Ok, so back to this gem.

It’s so well done, I want to hang the artwork all over my house.

From the publisher:

It’s the night of the annual Autumn Equinox Festival, when the town gathers to float paper lanterns down the river. Legend has it that after drifting out of sight, they’ll soar off to the Milky Way and turn into brilliant stars, but could that actually be true? This year, Ben and his classmates are determined to find out where those lanterns really go, and to ensure success in their mission, they’ve made a pact with two simple rules: No one turns for home. No one looks back.

The plan is to follow the river on their bikes for as long as it takes to learn the truth, but it isn’t long before the pact is broken by all except for Ben and (much to Ben’s disappointment) Nathaniel, the one kid who just doesn’t seem to fit in.

Together, Nathaniel and Ben will travel farther than anyone has ever gone, down a winding road full of magic, wonder, and unexpected friendship*.

*And a talking bear.

I read most of this book while I was sick with a fever and feel like it was like reading a Hayao Miyazaki film. It’s so full of bite sized wisdom like:

“No one is going to force you to, but if you don’t jump in, you’ll always think back on this moment and wish that you had.”

All together suitable for all ages, spooky without being scary. Tons to talk about while reading. It checks all my boxes for the perfect October read aloud.

ARC REVIEW: The Escape Manual For Introverts

The idea that introverts may need this guide was inspired. I can say I’m an introvert all day long, but extroverts reading this may finally get an idea of what that actually means for me in real life.

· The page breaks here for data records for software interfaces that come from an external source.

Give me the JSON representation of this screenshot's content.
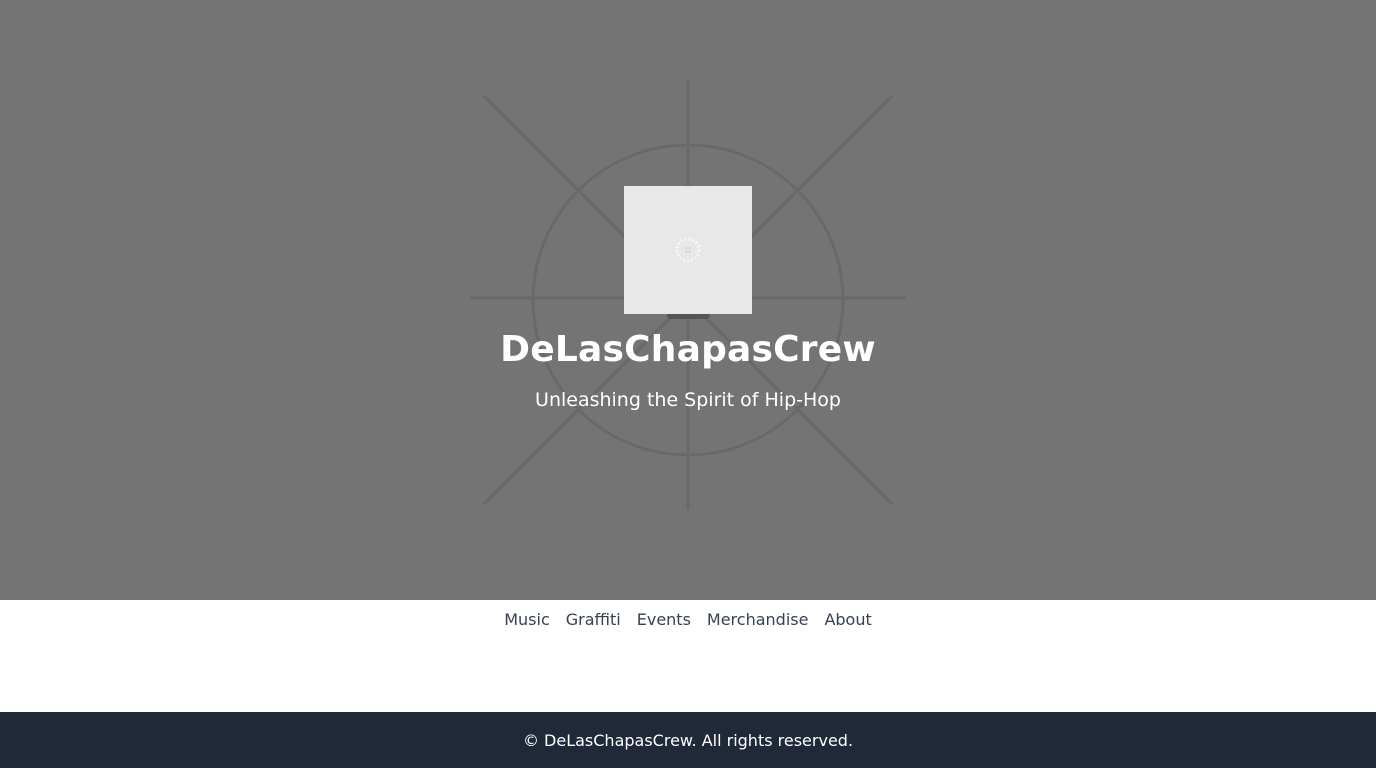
{
  "hero": {
    "title": "DeLasChapasCrew",
    "tagline": "Unleashing the Spirit of Hip-Hop",
    "background_color": "#747474",
    "logo_icon": "loading-spinner-icon"
  },
  "nav": {
    "items": [
      {
        "label": "Music"
      },
      {
        "label": "Graffiti"
      },
      {
        "label": "Events"
      },
      {
        "label": "Merchandise"
      },
      {
        "label": "About"
      }
    ]
  },
  "footer": {
    "copyright": "© DeLasChapasCrew. All rights reserved.",
    "background_color": "#1f2937"
  }
}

The strategies are divided into five situational categories: Friends, relatives, coworkers, acquaintances, and strangers.

The book even includes a handy dandy Plausibility of Excuse Absurdity graph for reference.

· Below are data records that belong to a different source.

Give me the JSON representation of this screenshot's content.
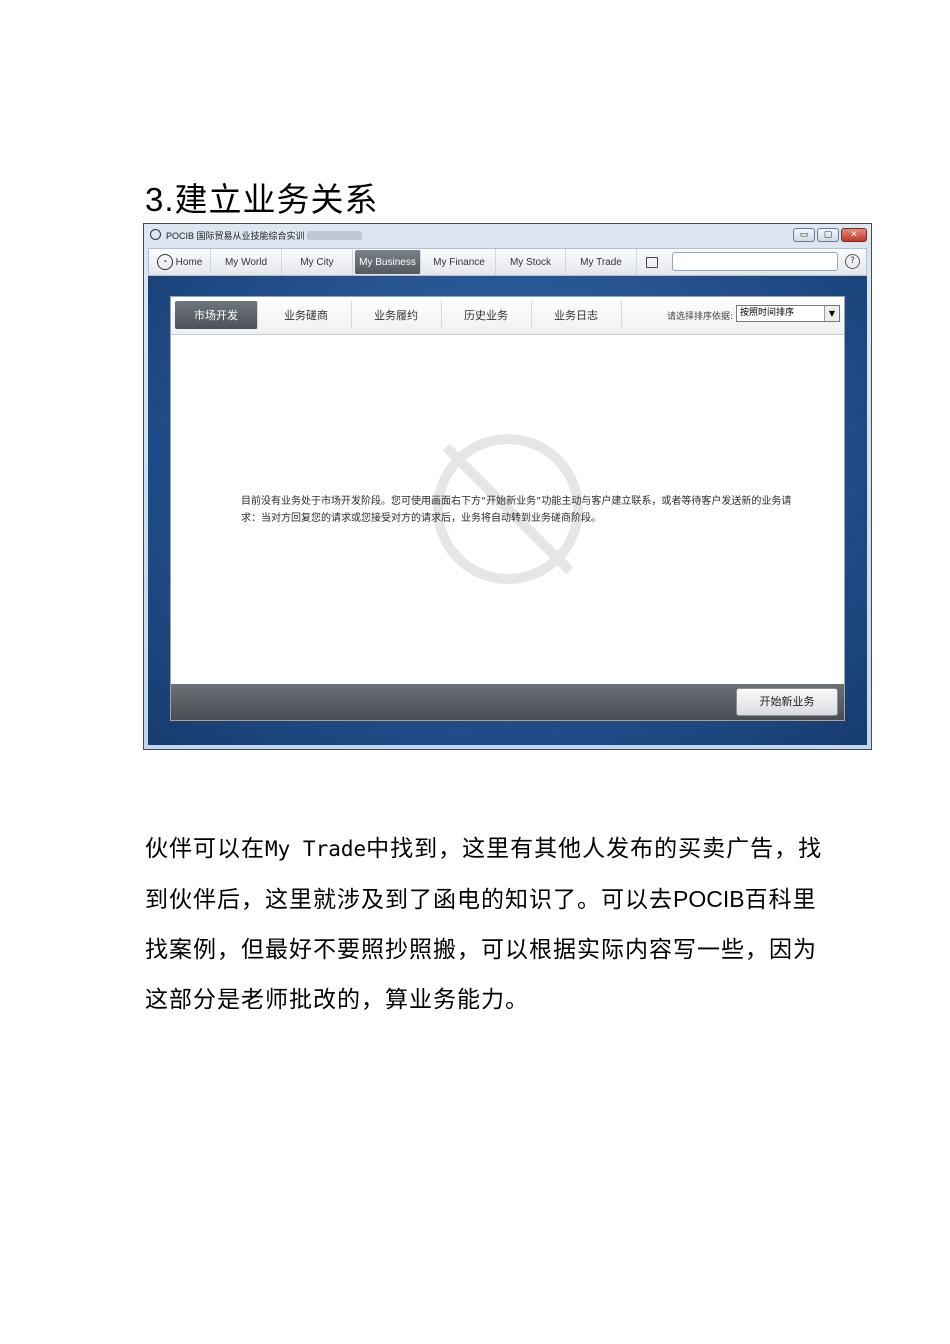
{
  "heading": {
    "number": "3.",
    "text": "建立业务关系"
  },
  "window": {
    "title": "POCIB 国际贸易从业技能综合实训 -",
    "controls": {
      "minimize": "▭",
      "maximize": "▢",
      "close": "✕"
    },
    "nav": {
      "items": [
        "Home",
        "My World",
        "My City",
        "My Business",
        "My Finance",
        "My Stock",
        "My Trade"
      ],
      "active_index": 3,
      "help": "?"
    },
    "tabs": [
      "市场开发",
      "业务磋商",
      "业务履约",
      "历史业务",
      "业务日志"
    ],
    "active_tab": 0,
    "sort": {
      "label": "请选择排序依据:",
      "value": "按照时间排序",
      "arrow": "▼"
    },
    "empty_message": "目前没有业务处于市场开发阶段。您可使用画面右下方“开始新业务”功能主动与客户建立联系，或者等待客户发送新的业务请求：当对方回复您的请求或您接受对方的请求后，业务将自动转到业务磋商阶段。",
    "new_business_button": "开始新业务"
  },
  "paragraph": {
    "part1": "伙伴可以在",
    "part2": "My Trade",
    "part3": "中找到，这里有其他人发布的买卖广告，找到伙伴后，这里就涉及到了函电的知识了。可以去",
    "part4": "POCIB",
    "part5": "百科里找案例，但最好不要照抄照搬，可以根据实际内容写一些，因为这部分是老师批改的，算业务能力。"
  }
}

Side note from me even extroverted spoonies will benefit from some of the strategies presented inside. Sometimes you just need to get away from a crowd of people even if you actually like them. Read more about The Spoon Theory here.

I’ve got no criticisms at all related to this book and you should check it out August 6 when it drops onto Kindles everywhere.